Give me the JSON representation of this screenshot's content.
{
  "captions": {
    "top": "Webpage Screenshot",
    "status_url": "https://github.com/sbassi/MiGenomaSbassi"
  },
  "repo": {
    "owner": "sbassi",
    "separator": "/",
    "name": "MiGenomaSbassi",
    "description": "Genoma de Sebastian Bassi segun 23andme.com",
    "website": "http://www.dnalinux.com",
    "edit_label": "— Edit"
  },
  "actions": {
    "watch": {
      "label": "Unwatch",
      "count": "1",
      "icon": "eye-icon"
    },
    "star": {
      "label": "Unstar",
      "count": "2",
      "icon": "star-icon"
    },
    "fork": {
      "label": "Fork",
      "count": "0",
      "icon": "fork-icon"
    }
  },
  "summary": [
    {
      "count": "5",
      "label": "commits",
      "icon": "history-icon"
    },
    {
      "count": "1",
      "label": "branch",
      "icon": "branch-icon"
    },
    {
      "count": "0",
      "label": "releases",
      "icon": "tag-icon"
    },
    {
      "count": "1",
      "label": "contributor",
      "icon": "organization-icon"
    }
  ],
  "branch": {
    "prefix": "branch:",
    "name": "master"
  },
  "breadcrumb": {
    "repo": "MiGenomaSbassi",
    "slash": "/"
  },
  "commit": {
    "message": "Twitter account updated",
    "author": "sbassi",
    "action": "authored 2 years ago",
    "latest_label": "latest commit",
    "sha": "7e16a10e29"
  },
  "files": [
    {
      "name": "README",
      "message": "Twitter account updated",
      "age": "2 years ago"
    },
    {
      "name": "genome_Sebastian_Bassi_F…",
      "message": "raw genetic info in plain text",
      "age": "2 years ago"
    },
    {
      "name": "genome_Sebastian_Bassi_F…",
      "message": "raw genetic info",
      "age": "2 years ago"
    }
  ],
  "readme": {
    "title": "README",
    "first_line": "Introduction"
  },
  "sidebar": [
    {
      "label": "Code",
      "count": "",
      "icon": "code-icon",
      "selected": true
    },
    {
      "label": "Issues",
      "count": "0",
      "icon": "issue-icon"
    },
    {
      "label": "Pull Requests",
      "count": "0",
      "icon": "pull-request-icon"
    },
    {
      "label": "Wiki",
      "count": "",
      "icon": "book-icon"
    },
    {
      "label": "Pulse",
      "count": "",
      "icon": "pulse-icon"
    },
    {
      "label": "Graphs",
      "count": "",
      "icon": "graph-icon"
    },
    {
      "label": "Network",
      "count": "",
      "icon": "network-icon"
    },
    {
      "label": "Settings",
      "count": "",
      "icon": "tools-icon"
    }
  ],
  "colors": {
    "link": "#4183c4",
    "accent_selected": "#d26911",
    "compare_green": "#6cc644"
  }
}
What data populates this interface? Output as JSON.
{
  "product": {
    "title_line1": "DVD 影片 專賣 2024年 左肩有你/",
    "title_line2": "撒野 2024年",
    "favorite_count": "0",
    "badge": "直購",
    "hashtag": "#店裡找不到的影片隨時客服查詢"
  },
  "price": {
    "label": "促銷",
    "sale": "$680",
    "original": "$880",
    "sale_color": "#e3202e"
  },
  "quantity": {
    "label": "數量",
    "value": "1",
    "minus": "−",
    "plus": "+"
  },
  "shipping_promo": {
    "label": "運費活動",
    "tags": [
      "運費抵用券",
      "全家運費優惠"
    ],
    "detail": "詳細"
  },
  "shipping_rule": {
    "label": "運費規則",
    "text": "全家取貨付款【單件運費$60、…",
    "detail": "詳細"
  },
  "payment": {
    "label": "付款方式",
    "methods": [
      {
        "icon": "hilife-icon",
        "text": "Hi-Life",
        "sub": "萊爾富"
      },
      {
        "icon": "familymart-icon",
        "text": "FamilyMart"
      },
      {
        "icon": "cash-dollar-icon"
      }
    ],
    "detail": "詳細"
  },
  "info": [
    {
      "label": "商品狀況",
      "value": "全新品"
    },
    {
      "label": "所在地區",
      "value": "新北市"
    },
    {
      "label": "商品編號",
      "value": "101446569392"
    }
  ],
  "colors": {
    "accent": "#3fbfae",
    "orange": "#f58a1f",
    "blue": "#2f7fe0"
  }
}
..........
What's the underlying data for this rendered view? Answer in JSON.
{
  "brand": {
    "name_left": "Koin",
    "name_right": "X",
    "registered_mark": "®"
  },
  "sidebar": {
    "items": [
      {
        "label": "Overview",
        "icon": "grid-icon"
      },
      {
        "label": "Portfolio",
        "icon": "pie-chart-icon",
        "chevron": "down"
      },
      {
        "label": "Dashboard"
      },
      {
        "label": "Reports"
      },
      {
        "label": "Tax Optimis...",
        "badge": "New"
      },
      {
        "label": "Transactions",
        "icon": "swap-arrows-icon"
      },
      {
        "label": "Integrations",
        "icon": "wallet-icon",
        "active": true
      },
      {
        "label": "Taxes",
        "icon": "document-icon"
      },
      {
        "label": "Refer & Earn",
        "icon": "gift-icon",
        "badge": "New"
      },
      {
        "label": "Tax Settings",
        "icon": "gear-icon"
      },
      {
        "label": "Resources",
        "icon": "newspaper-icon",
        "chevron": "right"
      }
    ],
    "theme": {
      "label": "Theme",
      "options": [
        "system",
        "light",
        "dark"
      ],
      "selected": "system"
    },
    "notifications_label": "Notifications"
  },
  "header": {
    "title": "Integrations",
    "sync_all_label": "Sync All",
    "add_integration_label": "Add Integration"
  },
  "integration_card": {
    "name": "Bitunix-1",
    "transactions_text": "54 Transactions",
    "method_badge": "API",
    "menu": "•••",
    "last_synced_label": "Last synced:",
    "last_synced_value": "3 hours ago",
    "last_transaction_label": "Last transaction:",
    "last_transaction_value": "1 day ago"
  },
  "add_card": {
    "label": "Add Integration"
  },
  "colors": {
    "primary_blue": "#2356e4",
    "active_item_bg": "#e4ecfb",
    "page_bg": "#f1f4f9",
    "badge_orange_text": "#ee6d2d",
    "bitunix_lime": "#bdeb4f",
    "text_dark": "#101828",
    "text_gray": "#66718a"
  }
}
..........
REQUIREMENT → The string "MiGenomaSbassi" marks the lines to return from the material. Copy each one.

WRITTEN ANSWER →
    "status_url": "https://github.com/sbassi/MiGenomaSbassi"
    "name": "MiGenomaSbassi",
    "repo": "MiGenomaSbassi",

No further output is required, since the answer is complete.